TO DO:
Within the records below, find each line with the word "from" and copy it out.
*** Block opens ***
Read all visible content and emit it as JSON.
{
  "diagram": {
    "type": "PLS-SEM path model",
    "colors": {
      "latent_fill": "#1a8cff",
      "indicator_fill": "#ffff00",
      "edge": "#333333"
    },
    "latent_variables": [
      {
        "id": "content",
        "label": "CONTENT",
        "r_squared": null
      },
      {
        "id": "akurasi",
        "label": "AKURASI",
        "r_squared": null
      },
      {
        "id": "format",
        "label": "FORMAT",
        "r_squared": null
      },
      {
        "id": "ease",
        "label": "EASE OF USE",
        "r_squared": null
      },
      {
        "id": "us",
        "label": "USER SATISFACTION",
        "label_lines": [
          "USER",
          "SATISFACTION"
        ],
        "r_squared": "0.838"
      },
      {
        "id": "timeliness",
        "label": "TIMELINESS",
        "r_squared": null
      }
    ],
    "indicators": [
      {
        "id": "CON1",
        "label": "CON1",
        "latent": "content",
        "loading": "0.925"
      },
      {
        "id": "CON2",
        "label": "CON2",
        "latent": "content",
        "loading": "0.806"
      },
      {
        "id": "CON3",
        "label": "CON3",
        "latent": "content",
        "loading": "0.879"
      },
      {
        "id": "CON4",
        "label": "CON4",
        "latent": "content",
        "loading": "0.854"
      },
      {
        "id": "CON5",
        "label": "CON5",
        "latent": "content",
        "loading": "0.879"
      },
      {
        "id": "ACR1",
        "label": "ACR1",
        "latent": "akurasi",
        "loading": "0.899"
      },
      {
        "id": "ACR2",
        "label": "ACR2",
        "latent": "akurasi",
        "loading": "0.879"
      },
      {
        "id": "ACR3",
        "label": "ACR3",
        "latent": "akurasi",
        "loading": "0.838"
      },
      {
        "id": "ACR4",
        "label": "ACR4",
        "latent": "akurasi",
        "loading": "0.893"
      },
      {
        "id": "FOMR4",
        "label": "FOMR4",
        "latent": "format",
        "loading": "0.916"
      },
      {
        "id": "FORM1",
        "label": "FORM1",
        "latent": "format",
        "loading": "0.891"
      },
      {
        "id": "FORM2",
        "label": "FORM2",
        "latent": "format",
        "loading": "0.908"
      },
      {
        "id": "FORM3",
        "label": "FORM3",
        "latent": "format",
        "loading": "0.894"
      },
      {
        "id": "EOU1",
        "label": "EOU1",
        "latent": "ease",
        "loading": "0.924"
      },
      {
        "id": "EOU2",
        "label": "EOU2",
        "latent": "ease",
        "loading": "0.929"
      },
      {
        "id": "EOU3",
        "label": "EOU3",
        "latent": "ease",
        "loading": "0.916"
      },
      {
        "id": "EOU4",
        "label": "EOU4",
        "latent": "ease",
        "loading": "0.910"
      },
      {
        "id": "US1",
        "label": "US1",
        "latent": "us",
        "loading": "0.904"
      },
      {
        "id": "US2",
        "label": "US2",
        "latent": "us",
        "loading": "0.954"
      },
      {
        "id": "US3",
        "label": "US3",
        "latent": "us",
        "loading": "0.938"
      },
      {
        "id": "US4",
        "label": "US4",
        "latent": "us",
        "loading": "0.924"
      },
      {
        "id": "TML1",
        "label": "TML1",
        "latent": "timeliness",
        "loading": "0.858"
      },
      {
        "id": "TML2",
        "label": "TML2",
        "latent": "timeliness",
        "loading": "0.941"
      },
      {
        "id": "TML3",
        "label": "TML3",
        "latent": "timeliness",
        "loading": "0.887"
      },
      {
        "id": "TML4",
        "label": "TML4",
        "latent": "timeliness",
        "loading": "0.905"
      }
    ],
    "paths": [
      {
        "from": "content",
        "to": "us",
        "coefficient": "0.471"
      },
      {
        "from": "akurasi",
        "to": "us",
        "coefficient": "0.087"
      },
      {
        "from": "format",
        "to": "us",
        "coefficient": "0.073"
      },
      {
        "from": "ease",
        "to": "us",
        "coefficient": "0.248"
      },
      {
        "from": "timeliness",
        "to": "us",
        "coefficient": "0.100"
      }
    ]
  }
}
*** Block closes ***
RESPONSE TO THIS TASK:
        "from": "content",
        "from": "akurasi",
        "from": "format",
        "from": "ease",
        "from": "timeliness",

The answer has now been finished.